• Exercise prompt
Look through the material below for "disabled". Copy every line that contains it.

• Supplied records
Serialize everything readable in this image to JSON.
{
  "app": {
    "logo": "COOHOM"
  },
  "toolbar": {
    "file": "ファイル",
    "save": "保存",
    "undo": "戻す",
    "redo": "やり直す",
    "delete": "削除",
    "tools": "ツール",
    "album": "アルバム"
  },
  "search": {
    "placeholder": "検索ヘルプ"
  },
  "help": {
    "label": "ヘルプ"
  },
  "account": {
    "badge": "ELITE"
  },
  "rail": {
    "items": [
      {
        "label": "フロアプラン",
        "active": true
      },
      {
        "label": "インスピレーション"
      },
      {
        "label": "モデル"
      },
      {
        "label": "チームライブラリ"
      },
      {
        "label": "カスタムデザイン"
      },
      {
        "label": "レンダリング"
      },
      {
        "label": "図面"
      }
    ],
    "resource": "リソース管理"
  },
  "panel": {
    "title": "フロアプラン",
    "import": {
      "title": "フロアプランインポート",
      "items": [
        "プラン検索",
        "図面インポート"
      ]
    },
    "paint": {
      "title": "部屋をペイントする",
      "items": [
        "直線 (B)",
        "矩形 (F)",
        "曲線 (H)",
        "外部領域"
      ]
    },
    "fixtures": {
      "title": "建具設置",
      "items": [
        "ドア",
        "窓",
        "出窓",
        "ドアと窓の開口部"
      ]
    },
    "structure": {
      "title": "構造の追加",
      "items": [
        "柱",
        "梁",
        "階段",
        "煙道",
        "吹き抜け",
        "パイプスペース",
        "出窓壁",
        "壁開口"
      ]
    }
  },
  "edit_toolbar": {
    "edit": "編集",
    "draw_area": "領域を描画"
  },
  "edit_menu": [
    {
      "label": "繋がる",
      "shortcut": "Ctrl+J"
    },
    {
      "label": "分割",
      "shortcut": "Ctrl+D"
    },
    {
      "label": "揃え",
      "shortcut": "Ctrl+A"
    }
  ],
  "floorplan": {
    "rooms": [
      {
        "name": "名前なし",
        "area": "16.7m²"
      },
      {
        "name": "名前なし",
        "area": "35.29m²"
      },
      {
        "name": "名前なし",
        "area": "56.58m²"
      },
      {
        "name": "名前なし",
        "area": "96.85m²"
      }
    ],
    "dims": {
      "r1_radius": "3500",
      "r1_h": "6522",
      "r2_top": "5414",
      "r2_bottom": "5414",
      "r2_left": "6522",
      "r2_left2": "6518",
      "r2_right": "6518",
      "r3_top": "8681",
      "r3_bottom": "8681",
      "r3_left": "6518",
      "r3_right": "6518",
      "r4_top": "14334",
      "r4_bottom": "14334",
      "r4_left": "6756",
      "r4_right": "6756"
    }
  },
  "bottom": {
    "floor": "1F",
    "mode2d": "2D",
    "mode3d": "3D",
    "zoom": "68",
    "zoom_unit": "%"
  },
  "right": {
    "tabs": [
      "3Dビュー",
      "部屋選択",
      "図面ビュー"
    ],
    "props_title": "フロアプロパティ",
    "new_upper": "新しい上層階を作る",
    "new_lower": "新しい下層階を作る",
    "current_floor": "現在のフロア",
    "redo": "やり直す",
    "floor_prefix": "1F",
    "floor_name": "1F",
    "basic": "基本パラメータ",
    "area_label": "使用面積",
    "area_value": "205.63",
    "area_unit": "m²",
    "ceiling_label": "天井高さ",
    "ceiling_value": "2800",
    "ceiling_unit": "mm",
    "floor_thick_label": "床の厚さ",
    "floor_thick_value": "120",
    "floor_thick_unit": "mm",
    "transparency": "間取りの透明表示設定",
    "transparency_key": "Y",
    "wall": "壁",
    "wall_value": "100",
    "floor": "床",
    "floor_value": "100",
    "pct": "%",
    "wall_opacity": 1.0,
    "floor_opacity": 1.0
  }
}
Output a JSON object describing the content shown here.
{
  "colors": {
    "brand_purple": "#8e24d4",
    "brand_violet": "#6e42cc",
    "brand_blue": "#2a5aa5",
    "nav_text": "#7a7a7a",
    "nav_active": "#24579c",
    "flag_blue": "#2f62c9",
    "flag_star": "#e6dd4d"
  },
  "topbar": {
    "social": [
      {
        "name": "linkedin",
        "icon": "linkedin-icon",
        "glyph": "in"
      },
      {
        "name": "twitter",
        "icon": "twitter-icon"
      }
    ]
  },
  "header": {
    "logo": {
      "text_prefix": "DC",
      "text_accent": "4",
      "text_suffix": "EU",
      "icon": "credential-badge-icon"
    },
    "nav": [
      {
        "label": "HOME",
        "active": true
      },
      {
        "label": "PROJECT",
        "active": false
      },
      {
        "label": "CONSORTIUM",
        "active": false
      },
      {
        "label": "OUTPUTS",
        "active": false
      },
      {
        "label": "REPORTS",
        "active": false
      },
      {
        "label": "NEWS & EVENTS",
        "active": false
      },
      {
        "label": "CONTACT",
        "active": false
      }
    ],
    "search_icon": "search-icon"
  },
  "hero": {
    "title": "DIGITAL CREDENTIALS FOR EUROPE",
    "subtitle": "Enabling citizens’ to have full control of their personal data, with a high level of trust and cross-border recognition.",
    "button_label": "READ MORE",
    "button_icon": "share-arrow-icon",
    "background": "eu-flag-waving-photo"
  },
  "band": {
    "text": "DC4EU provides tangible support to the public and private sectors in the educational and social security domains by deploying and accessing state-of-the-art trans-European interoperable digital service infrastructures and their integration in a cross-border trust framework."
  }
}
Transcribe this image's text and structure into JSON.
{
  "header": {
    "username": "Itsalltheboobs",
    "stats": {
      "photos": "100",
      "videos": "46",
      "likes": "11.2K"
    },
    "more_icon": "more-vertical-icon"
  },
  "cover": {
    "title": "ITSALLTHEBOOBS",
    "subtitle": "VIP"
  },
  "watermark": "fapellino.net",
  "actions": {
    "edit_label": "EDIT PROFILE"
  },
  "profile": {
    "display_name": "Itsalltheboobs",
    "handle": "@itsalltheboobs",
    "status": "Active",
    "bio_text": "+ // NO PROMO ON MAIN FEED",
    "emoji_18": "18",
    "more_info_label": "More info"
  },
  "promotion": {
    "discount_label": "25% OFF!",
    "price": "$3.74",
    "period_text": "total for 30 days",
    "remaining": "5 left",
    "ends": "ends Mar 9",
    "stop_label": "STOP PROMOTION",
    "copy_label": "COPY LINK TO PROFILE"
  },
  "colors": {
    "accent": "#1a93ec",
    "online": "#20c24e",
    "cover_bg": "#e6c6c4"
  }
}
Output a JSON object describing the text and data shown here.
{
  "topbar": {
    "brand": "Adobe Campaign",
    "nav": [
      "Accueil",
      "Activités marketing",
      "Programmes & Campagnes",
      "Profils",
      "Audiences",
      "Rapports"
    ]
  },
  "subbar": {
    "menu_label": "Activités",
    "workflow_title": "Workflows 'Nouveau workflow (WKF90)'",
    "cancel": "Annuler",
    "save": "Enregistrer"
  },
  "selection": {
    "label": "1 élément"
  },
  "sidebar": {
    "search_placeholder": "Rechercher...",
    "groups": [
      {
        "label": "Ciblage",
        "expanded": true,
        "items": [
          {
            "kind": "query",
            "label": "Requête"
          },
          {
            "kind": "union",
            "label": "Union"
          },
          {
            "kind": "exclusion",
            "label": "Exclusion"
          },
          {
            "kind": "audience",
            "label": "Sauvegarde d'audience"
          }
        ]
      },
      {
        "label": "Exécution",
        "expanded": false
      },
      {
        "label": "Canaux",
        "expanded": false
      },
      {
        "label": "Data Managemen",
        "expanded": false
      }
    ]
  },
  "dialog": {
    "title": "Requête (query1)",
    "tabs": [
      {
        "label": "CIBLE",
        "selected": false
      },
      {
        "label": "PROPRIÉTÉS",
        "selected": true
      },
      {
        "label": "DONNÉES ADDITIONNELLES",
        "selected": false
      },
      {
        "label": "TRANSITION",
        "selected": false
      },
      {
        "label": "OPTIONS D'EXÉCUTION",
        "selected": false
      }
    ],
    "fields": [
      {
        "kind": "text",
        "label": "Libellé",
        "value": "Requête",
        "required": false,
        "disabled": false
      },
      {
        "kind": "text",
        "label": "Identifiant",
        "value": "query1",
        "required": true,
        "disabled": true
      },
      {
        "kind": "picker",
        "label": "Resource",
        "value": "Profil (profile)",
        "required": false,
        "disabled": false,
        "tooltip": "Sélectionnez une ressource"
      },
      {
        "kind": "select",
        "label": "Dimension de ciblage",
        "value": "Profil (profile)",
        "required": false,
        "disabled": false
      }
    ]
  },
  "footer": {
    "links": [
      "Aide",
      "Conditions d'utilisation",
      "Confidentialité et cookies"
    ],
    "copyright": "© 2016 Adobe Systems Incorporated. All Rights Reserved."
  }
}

• Exercise response
        "disabled": false
        "disabled": true
        "disabled": false,
        "disabled": false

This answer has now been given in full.